Material to process >>
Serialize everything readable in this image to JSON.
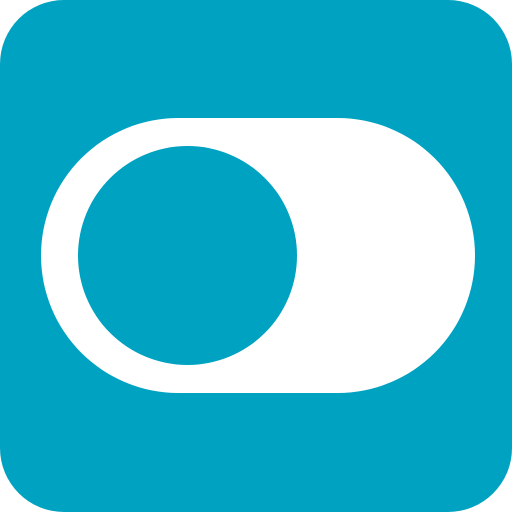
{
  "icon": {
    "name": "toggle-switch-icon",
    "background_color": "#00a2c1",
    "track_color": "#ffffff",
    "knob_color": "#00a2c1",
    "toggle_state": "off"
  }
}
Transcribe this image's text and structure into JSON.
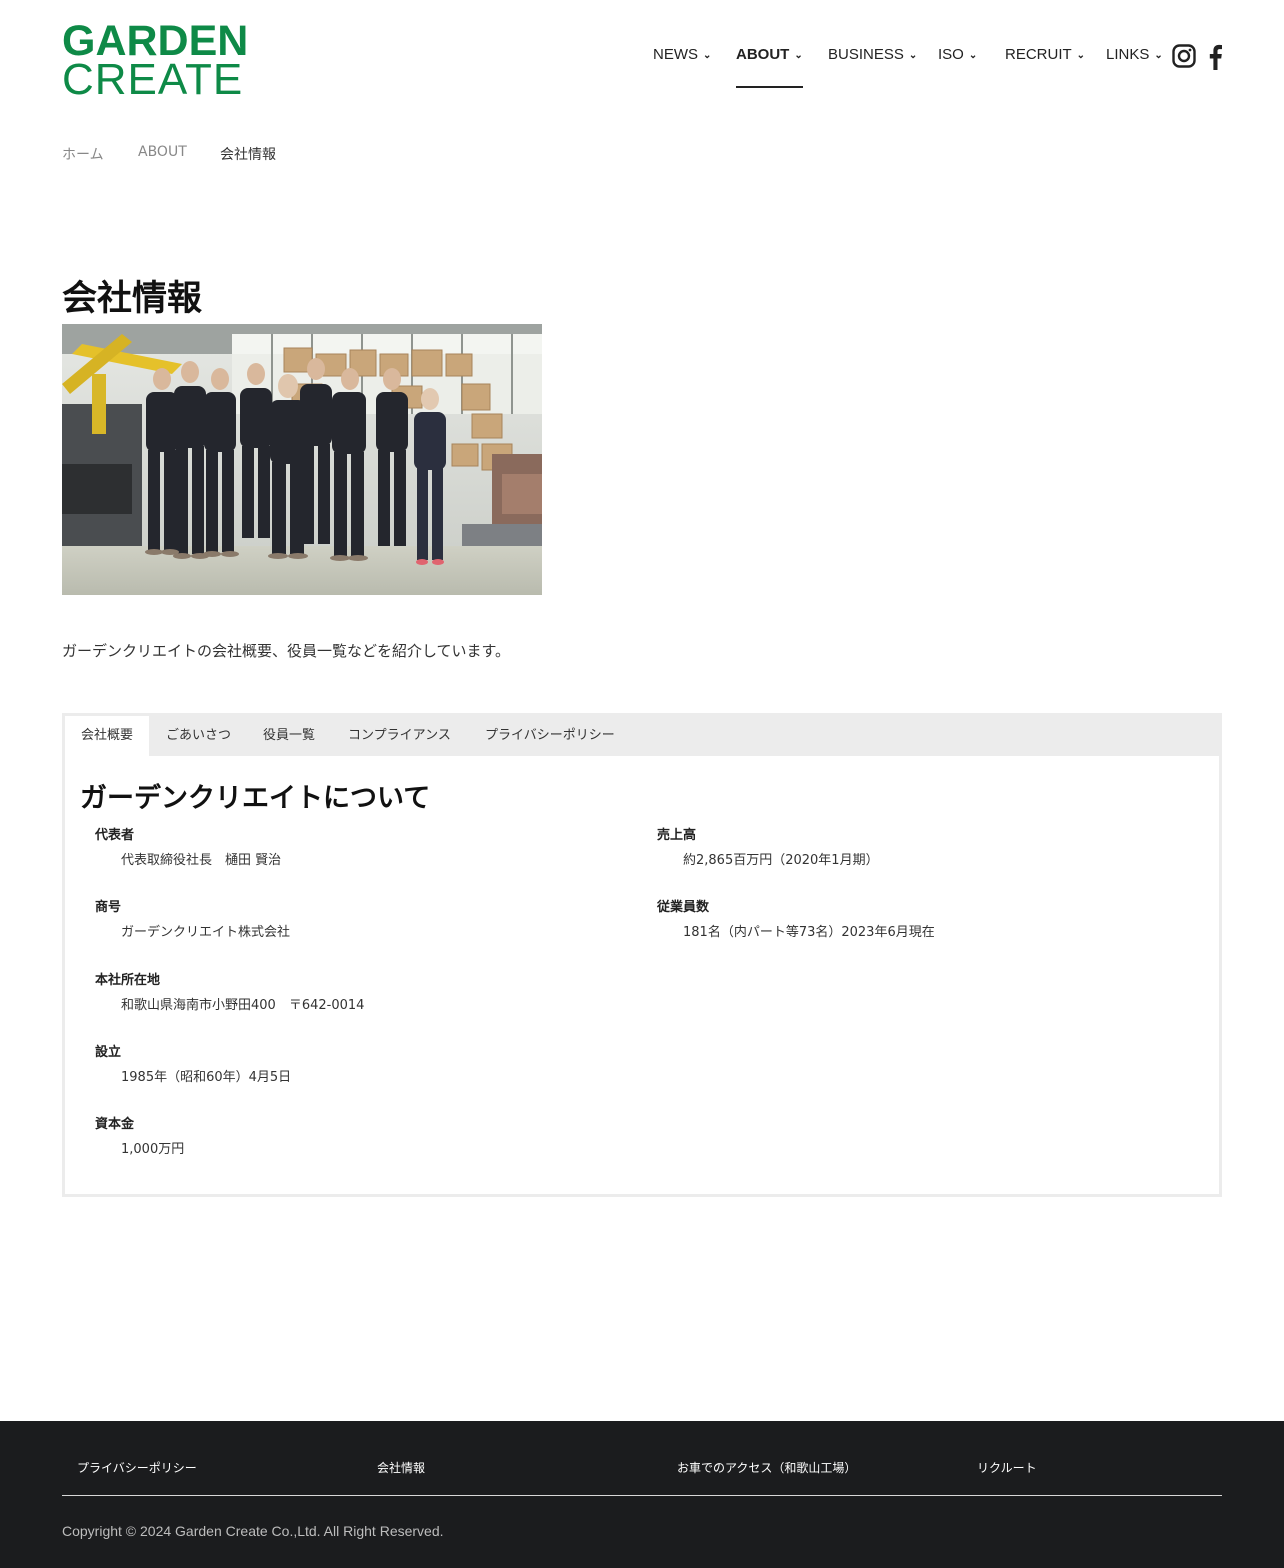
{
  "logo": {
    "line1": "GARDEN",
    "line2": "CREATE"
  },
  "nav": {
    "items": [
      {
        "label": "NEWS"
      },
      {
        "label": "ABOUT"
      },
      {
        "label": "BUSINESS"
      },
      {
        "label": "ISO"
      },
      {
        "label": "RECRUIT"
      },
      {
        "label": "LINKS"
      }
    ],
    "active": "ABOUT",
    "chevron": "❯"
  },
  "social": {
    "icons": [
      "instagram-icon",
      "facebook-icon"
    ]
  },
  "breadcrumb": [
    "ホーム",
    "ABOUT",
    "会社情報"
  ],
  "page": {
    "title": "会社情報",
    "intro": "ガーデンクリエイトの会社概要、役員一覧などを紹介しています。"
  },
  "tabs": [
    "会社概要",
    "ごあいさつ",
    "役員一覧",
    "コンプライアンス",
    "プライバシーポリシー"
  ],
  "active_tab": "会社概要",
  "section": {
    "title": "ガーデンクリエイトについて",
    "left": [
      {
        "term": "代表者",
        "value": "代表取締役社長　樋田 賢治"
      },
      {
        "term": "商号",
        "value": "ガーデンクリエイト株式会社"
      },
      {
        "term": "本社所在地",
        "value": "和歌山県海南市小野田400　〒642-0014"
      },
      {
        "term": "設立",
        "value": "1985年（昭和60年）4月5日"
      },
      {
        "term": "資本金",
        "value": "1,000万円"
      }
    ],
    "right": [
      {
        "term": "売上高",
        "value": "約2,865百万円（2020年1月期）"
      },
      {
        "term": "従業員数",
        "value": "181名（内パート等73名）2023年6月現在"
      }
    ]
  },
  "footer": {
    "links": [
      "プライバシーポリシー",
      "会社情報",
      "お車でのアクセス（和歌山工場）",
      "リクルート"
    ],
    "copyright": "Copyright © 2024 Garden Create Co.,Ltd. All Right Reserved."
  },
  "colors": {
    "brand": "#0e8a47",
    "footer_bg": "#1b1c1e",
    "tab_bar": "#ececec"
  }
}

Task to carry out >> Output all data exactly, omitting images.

Output of the task >>
Serialize everything readable in this image to JSON.
{
  "icon": {
    "name": "toggle-switch-icon",
    "background_color": "#00a2c1",
    "track_color": "#ffffff",
    "knob_color": "#00a2c1",
    "toggle_state": "off"
  }
}
Transcribe this image's text and structure into JSON.
{
  "logo": {
    "line1": "GARDEN",
    "line2": "CREATE"
  },
  "nav": {
    "items": [
      {
        "label": "NEWS"
      },
      {
        "label": "ABOUT"
      },
      {
        "label": "BUSINESS"
      },
      {
        "label": "ISO"
      },
      {
        "label": "RECRUIT"
      },
      {
        "label": "LINKS"
      }
    ],
    "active": "ABOUT",
    "chevron": "❯"
  },
  "social": {
    "icons": [
      "instagram-icon",
      "facebook-icon"
    ]
  },
  "breadcrumb": [
    "ホーム",
    "ABOUT",
    "会社情報"
  ],
  "page": {
    "title": "会社情報",
    "intro": "ガーデンクリエイトの会社概要、役員一覧などを紹介しています。"
  },
  "tabs": [
    "会社概要",
    "ごあいさつ",
    "役員一覧",
    "コンプライアンス",
    "プライバシーポリシー"
  ],
  "active_tab": "会社概要",
  "section": {
    "title": "ガーデンクリエイトについて",
    "left": [
      {
        "term": "代表者",
        "value": "代表取締役社長　樋田 賢治"
      },
      {
        "term": "商号",
        "value": "ガーデンクリエイト株式会社"
      },
      {
        "term": "本社所在地",
        "value": "和歌山県海南市小野田400　〒642-0014"
      },
      {
        "term": "設立",
        "value": "1985年（昭和60年）4月5日"
      },
      {
        "term": "資本金",
        "value": "1,000万円"
      }
    ],
    "right": [
      {
        "term": "売上高",
        "value": "約2,865百万円（2020年1月期）"
      },
      {
        "term": "従業員数",
        "value": "181名（内パート等73名）2023年6月現在"
      }
    ]
  },
  "footer": {
    "links": [
      "プライバシーポリシー",
      "会社情報",
      "お車でのアクセス（和歌山工場）",
      "リクルート"
    ],
    "copyright": "Copyright © 2024 Garden Create Co.,Ltd. All Right Reserved."
  },
  "colors": {
    "brand": "#0e8a47",
    "footer_bg": "#1b1c1e",
    "tab_bar": "#ececec"
  }
}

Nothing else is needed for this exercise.